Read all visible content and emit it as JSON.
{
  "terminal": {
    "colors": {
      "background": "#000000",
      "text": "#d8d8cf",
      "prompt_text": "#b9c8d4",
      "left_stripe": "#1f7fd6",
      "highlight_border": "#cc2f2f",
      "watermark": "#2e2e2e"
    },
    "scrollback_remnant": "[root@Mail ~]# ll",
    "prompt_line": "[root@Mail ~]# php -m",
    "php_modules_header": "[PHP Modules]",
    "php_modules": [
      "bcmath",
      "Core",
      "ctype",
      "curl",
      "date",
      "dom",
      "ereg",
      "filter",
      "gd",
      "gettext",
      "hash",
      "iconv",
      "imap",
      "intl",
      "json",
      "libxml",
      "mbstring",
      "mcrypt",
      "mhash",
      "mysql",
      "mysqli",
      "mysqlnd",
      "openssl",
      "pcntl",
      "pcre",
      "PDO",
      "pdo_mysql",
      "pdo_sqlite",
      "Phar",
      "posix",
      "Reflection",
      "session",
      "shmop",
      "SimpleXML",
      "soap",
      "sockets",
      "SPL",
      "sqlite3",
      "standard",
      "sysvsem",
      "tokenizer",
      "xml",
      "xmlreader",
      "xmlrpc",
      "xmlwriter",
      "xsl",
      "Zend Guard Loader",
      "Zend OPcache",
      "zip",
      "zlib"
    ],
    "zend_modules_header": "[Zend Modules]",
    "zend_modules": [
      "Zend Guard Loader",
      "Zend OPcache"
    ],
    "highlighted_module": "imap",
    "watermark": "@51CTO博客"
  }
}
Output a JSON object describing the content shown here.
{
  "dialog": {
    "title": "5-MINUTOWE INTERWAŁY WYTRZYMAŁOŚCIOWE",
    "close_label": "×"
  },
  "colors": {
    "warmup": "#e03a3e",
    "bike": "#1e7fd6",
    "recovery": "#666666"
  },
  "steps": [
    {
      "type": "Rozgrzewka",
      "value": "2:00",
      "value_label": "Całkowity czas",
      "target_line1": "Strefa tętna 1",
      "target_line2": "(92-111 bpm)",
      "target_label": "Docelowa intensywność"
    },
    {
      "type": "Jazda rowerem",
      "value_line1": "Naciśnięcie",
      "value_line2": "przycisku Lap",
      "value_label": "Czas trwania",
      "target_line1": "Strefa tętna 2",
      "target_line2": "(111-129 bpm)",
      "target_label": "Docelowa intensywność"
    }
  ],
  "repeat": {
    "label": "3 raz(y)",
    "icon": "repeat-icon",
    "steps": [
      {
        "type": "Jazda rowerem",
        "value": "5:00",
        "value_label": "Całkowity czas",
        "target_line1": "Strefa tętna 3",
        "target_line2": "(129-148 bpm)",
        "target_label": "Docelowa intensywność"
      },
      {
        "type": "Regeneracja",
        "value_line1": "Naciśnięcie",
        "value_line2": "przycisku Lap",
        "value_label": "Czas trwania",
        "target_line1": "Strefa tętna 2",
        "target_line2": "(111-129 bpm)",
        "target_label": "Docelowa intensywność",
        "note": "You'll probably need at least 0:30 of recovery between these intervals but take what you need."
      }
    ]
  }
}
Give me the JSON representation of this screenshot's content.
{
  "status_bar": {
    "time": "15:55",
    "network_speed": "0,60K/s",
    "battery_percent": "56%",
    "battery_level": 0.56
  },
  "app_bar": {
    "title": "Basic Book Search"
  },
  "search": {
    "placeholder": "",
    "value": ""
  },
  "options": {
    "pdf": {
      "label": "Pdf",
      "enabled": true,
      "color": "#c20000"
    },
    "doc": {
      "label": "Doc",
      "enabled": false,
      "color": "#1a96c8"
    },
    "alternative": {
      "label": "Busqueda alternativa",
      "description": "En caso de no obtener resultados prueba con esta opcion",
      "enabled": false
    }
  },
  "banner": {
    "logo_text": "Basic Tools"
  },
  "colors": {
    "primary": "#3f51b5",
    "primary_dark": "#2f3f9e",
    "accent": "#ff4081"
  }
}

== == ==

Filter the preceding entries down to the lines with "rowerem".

      "type": "Jazda rowerem",
        "type": "Jazda rowerem",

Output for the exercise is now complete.